• TASK OBJECTIVE: Each entry below is to be restated word for word, with no pictures carried over.

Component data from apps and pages

--

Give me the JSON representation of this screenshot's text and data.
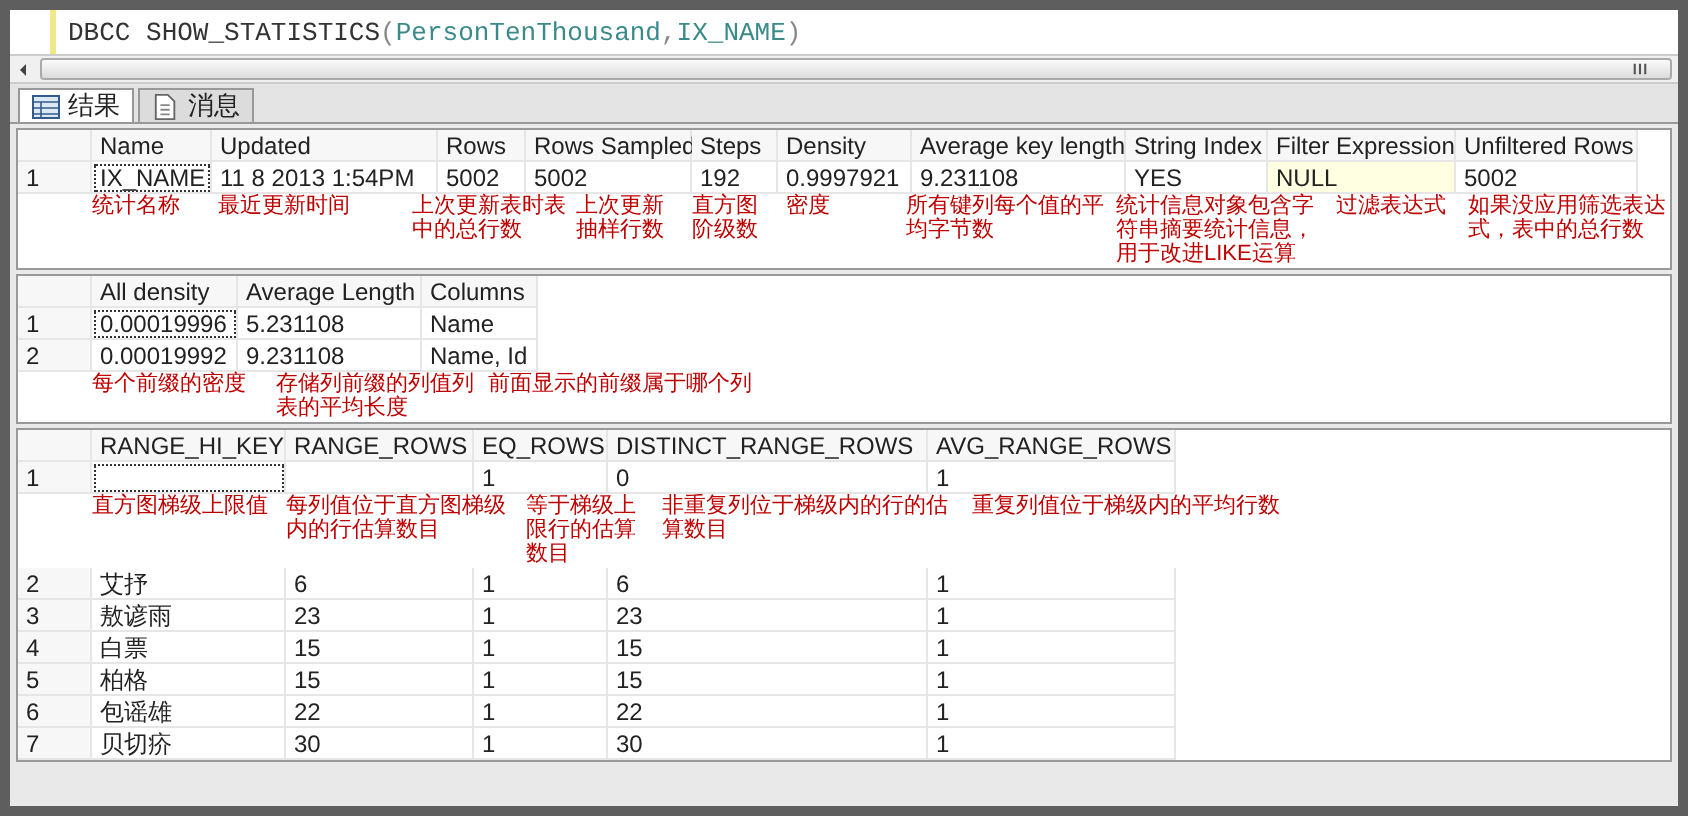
{
  "editor": {
    "tokens": [
      {
        "text": "DBCC",
        "kind": "keyword"
      },
      {
        "text": " SHOW_STATISTICS",
        "kind": "function"
      },
      {
        "text": "(",
        "kind": "operator"
      },
      {
        "text": "PersonTenThousand",
        "kind": "identifier"
      },
      {
        "text": ",",
        "kind": "operator"
      },
      {
        "text": "IX_NAME",
        "kind": "identifier"
      },
      {
        "text": ")",
        "kind": "operator"
      }
    ]
  },
  "tabs": [
    {
      "label": "结果",
      "selected": true
    },
    {
      "label": "消息",
      "selected": false
    }
  ],
  "result_sets": [
    {
      "columns": [
        "Name",
        "Updated",
        "Rows",
        "Rows Sampled",
        "Steps",
        "Density",
        "Average key length",
        "String Index",
        "Filter Expression",
        "Unfiltered Rows"
      ],
      "rows": [
        {
          "number": "1",
          "cells": [
            {
              "text": "IX_NAME",
              "selected": true
            },
            {
              "text": "11 8 2013  1:54PM",
              "selected": false
            },
            {
              "text": "5002",
              "selected": false
            },
            {
              "text": "5002",
              "selected": false
            },
            {
              "text": "192",
              "selected": false
            },
            {
              "text": "0.9997921",
              "selected": false
            },
            {
              "text": "9.231108",
              "selected": false
            },
            {
              "text": "YES",
              "selected": false
            },
            {
              "text": "NULL",
              "selected": false,
              "kind": "null"
            },
            {
              "text": "5002",
              "selected": false
            }
          ]
        }
      ],
      "annotations": [
        "统计名称",
        "最近更新时间",
        "上次更新表时表中的总行数",
        "上次更新抽样行数",
        "直方图阶级数",
        "密度",
        "所有键列每个值的平均字节数",
        "统计信息对象包含字符串摘要统计信息，用于改进LIKE运算",
        "过滤表达式",
        "如果没应用筛选表达式，表中的总行数"
      ]
    },
    {
      "columns": [
        "All density",
        "Average Length",
        "Columns"
      ],
      "rows": [
        {
          "number": "1",
          "cells": [
            {
              "text": "0.00019996",
              "selected": true
            },
            {
              "text": "5.231108",
              "selected": false
            },
            {
              "text": "Name",
              "selected": false
            }
          ]
        },
        {
          "number": "2",
          "cells": [
            {
              "text": "0.00019992",
              "selected": false
            },
            {
              "text": "9.231108",
              "selected": false
            },
            {
              "text": "Name, Id",
              "selected": false
            }
          ]
        }
      ],
      "annotations": [
        "每个前缀的密度",
        "存储列前缀的列值列表的平均长度",
        "前面显示的前缀属于哪个列"
      ]
    },
    {
      "columns": [
        "RANGE_HI_KEY",
        "RANGE_ROWS",
        "EQ_ROWS",
        "DISTINCT_RANGE_ROWS",
        "AVG_RANGE_ROWS"
      ],
      "rows": [
        {
          "number": "1",
          "cells": [
            {
              "text": null,
              "selected": true
            },
            {
              "text": null,
              "selected": false
            },
            {
              "text": "1",
              "selected": false
            },
            {
              "text": "0",
              "selected": false
            },
            {
              "text": "1",
              "selected": false
            }
          ]
        },
        {
          "number": "2",
          "cells": [
            {
              "text": "艾抒",
              "selected": false
            },
            {
              "text": "6",
              "selected": false
            },
            {
              "text": "1",
              "selected": false
            },
            {
              "text": "6",
              "selected": false
            },
            {
              "text": "1",
              "selected": false
            }
          ]
        },
        {
          "number": "3",
          "cells": [
            {
              "text": "敖谚雨",
              "selected": false
            },
            {
              "text": "23",
              "selected": false
            },
            {
              "text": "1",
              "selected": false
            },
            {
              "text": "23",
              "selected": false
            },
            {
              "text": "1",
              "selected": false
            }
          ]
        },
        {
          "number": "4",
          "cells": [
            {
              "text": "白票",
              "selected": false
            },
            {
              "text": "15",
              "selected": false
            },
            {
              "text": "1",
              "selected": false
            },
            {
              "text": "15",
              "selected": false
            },
            {
              "text": "1",
              "selected": false
            }
          ]
        },
        {
          "number": "5",
          "cells": [
            {
              "text": "柏格",
              "selected": false
            },
            {
              "text": "15",
              "selected": false
            },
            {
              "text": "1",
              "selected": false
            },
            {
              "text": "15",
              "selected": false
            },
            {
              "text": "1",
              "selected": false
            }
          ]
        },
        {
          "number": "6",
          "cells": [
            {
              "text": "包谣雄",
              "selected": false
            },
            {
              "text": "22",
              "selected": false
            },
            {
              "text": "1",
              "selected": false
            },
            {
              "text": "22",
              "selected": false
            },
            {
              "text": "1",
              "selected": false
            }
          ]
        },
        {
          "number": "7",
          "cells": [
            {
              "text": "贝切疥",
              "selected": false
            },
            {
              "text": "30",
              "selected": false
            },
            {
              "text": "1",
              "selected": false
            },
            {
              "text": "30",
              "selected": false
            },
            {
              "text": "1",
              "selected": false
            }
          ]
        }
      ],
      "annotations": [
        "直方图梯级上限值",
        "每列值位于直方图梯级内的行估算数目",
        "等于梯级上限行的估算数目",
        "非重复列位于梯级内的行的估算数目",
        "重复列值位于梯级内的平均行数"
      ]
    }
  ]
}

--

• EXERCISE RESPONSE:
Give me the JSON representation of this screenshot's text and data.
{
  "editor": {
    "tokens": [
      {
        "text": "DBCC",
        "kind": "keyword"
      },
      {
        "text": " SHOW_STATISTICS",
        "kind": "function"
      },
      {
        "text": "(",
        "kind": "operator"
      },
      {
        "text": "PersonTenThousand",
        "kind": "identifier"
      },
      {
        "text": ",",
        "kind": "operator"
      },
      {
        "text": "IX_NAME",
        "kind": "identifier"
      },
      {
        "text": ")",
        "kind": "operator"
      }
    ]
  },
  "tabs": [
    {
      "label": "结果",
      "selected": true
    },
    {
      "label": "消息",
      "selected": false
    }
  ],
  "result_sets": [
    {
      "columns": [
        "Name",
        "Updated",
        "Rows",
        "Rows Sampled",
        "Steps",
        "Density",
        "Average key length",
        "String Index",
        "Filter Expression",
        "Unfiltered Rows"
      ],
      "rows": [
        {
          "number": "1",
          "cells": [
            {
              "text": "IX_NAME",
              "selected": true
            },
            {
              "text": "11 8 2013  1:54PM",
              "selected": false
            },
            {
              "text": "5002",
              "selected": false
            },
            {
              "text": "5002",
              "selected": false
            },
            {
              "text": "192",
              "selected": false
            },
            {
              "text": "0.9997921",
              "selected": false
            },
            {
              "text": "9.231108",
              "selected": false
            },
            {
              "text": "YES",
              "selected": false
            },
            {
              "text": "NULL",
              "selected": false,
              "kind": "null"
            },
            {
              "text": "5002",
              "selected": false
            }
          ]
        }
      ],
      "annotations": [
        "统计名称",
        "最近更新时间",
        "上次更新表时表中的总行数",
        "上次更新抽样行数",
        "直方图阶级数",
        "密度",
        "所有键列每个值的平均字节数",
        "统计信息对象包含字符串摘要统计信息，用于改进LIKE运算",
        "过滤表达式",
        "如果没应用筛选表达式，表中的总行数"
      ]
    },
    {
      "columns": [
        "All density",
        "Average Length",
        "Columns"
      ],
      "rows": [
        {
          "number": "1",
          "cells": [
            {
              "text": "0.00019996",
              "selected": true
            },
            {
              "text": "5.231108",
              "selected": false
            },
            {
              "text": "Name",
              "selected": false
            }
          ]
        },
        {
          "number": "2",
          "cells": [
            {
              "text": "0.00019992",
              "selected": false
            },
            {
              "text": "9.231108",
              "selected": false
            },
            {
              "text": "Name, Id",
              "selected": false
            }
          ]
        }
      ],
      "annotations": [
        "每个前缀的密度",
        "存储列前缀的列值列表的平均长度",
        "前面显示的前缀属于哪个列"
      ]
    },
    {
      "columns": [
        "RANGE_HI_KEY",
        "RANGE_ROWS",
        "EQ_ROWS",
        "DISTINCT_RANGE_ROWS",
        "AVG_RANGE_ROWS"
      ],
      "rows": [
        {
          "number": "1",
          "cells": [
            {
              "text": null,
              "selected": true
            },
            {
              "text": null,
              "selected": false
            },
            {
              "text": "1",
              "selected": false
            },
            {
              "text": "0",
              "selected": false
            },
            {
              "text": "1",
              "selected": false
            }
          ]
        },
        {
          "number": "2",
          "cells": [
            {
              "text": "艾抒",
              "selected": false
            },
            {
              "text": "6",
              "selected": false
            },
            {
              "text": "1",
              "selected": false
            },
            {
              "text": "6",
              "selected": false
            },
            {
              "text": "1",
              "selected": false
            }
          ]
        },
        {
          "number": "3",
          "cells": [
            {
              "text": "敖谚雨",
              "selected": false
            },
            {
              "text": "23",
              "selected": false
            },
            {
              "text": "1",
              "selected": false
            },
            {
              "text": "23",
              "selected": false
            },
            {
              "text": "1",
              "selected": false
            }
          ]
        },
        {
          "number": "4",
          "cells": [
            {
              "text": "白票",
              "selected": false
            },
            {
              "text": "15",
              "selected": false
            },
            {
              "text": "1",
              "selected": false
            },
            {
              "text": "15",
              "selected": false
            },
            {
              "text": "1",
              "selected": false
            }
          ]
        },
        {
          "number": "5",
          "cells": [
            {
              "text": "柏格",
              "selected": false
            },
            {
              "text": "15",
              "selected": false
            },
            {
              "text": "1",
              "selected": false
            },
            {
              "text": "15",
              "selected": false
            },
            {
              "text": "1",
              "selected": false
            }
          ]
        },
        {
          "number": "6",
          "cells": [
            {
              "text": "包谣雄",
              "selected": false
            },
            {
              "text": "22",
              "selected": false
            },
            {
              "text": "1",
              "selected": false
            },
            {
              "text": "22",
              "selected": false
            },
            {
              "text": "1",
              "selected": false
            }
          ]
        },
        {
          "number": "7",
          "cells": [
            {
              "text": "贝切疥",
              "selected": false
            },
            {
              "text": "30",
              "selected": false
            },
            {
              "text": "1",
              "selected": false
            },
            {
              "text": "30",
              "selected": false
            },
            {
              "text": "1",
              "selected": false
            }
          ]
        }
      ],
      "annotations": [
        "直方图梯级上限值",
        "每列值位于直方图梯级内的行估算数目",
        "等于梯级上限行的估算数目",
        "非重复列位于梯级内的行的估算数目",
        "重复列值位于梯级内的平均行数"
      ]
    }
  ]
}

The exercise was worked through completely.